PROBLEM TO SOLVE:
Give back each line of the data exactly.

RECORDS:
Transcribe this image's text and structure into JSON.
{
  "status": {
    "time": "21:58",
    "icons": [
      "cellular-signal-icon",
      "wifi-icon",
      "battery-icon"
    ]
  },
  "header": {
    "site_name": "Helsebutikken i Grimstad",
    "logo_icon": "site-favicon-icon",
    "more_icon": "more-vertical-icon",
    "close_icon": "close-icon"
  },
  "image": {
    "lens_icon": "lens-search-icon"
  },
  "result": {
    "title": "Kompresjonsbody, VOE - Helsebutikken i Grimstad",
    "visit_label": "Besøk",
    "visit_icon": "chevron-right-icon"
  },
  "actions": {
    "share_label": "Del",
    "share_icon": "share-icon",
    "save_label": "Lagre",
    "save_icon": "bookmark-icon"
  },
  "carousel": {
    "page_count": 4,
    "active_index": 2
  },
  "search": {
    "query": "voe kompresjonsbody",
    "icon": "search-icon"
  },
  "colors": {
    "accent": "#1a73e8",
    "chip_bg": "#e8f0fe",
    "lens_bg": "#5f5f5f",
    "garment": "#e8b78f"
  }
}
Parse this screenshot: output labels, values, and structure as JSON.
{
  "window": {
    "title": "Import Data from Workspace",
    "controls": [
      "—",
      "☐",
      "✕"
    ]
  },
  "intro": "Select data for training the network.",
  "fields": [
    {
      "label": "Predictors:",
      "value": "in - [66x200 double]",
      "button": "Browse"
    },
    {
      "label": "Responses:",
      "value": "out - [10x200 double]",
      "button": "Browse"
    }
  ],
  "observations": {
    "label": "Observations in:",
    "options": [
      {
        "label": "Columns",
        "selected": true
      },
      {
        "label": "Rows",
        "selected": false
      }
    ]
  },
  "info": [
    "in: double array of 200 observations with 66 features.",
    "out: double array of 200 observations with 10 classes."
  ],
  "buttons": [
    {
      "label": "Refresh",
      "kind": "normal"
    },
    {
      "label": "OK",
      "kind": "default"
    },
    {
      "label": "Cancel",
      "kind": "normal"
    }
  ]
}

RESULT:
Transcribe this image's text and structure into JSON.
{
  "status": {
    "time": "21:58",
    "icons": [
      "cellular-signal-icon",
      "wifi-icon",
      "battery-icon"
    ]
  },
  "header": {
    "site_name": "Helsebutikken i Grimstad",
    "logo_icon": "site-favicon-icon",
    "more_icon": "more-vertical-icon",
    "close_icon": "close-icon"
  },
  "image": {
    "lens_icon": "lens-search-icon"
  },
  "result": {
    "title": "Kompresjonsbody, VOE - Helsebutikken i Grimstad",
    "visit_label": "Besøk",
    "visit_icon": "chevron-right-icon"
  },
  "actions": {
    "share_label": "Del",
    "share_icon": "share-icon",
    "save_label": "Lagre",
    "save_icon": "bookmark-icon"
  },
  "carousel": {
    "page_count": 4,
    "active_index": 2
  },
  "search": {
    "query": "voe kompresjonsbody",
    "icon": "search-icon"
  },
  "colors": {
    "accent": "#1a73e8",
    "chip_bg": "#e8f0fe",
    "lens_bg": "#5f5f5f",
    "garment": "#e8b78f"
  }
}
Parse this screenshot: output labels, values, and structure as JSON.
{
  "window": {
    "title": "Import Data from Workspace",
    "controls": [
      "—",
      "☐",
      "✕"
    ]
  },
  "intro": "Select data for training the network.",
  "fields": [
    {
      "label": "Predictors:",
      "value": "in - [66x200 double]",
      "button": "Browse"
    },
    {
      "label": "Responses:",
      "value": "out - [10x200 double]",
      "button": "Browse"
    }
  ],
  "observations": {
    "label": "Observations in:",
    "options": [
      {
        "label": "Columns",
        "selected": true
      },
      {
        "label": "Rows",
        "selected": false
      }
    ]
  },
  "info": [
    "in: double array of 200 observations with 66 features.",
    "out: double array of 200 observations with 10 classes."
  ],
  "buttons": [
    {
      "label": "Refresh",
      "kind": "normal"
    },
    {
      "label": "OK",
      "kind": "default"
    },
    {
      "label": "Cancel",
      "kind": "normal"
    }
  ]
}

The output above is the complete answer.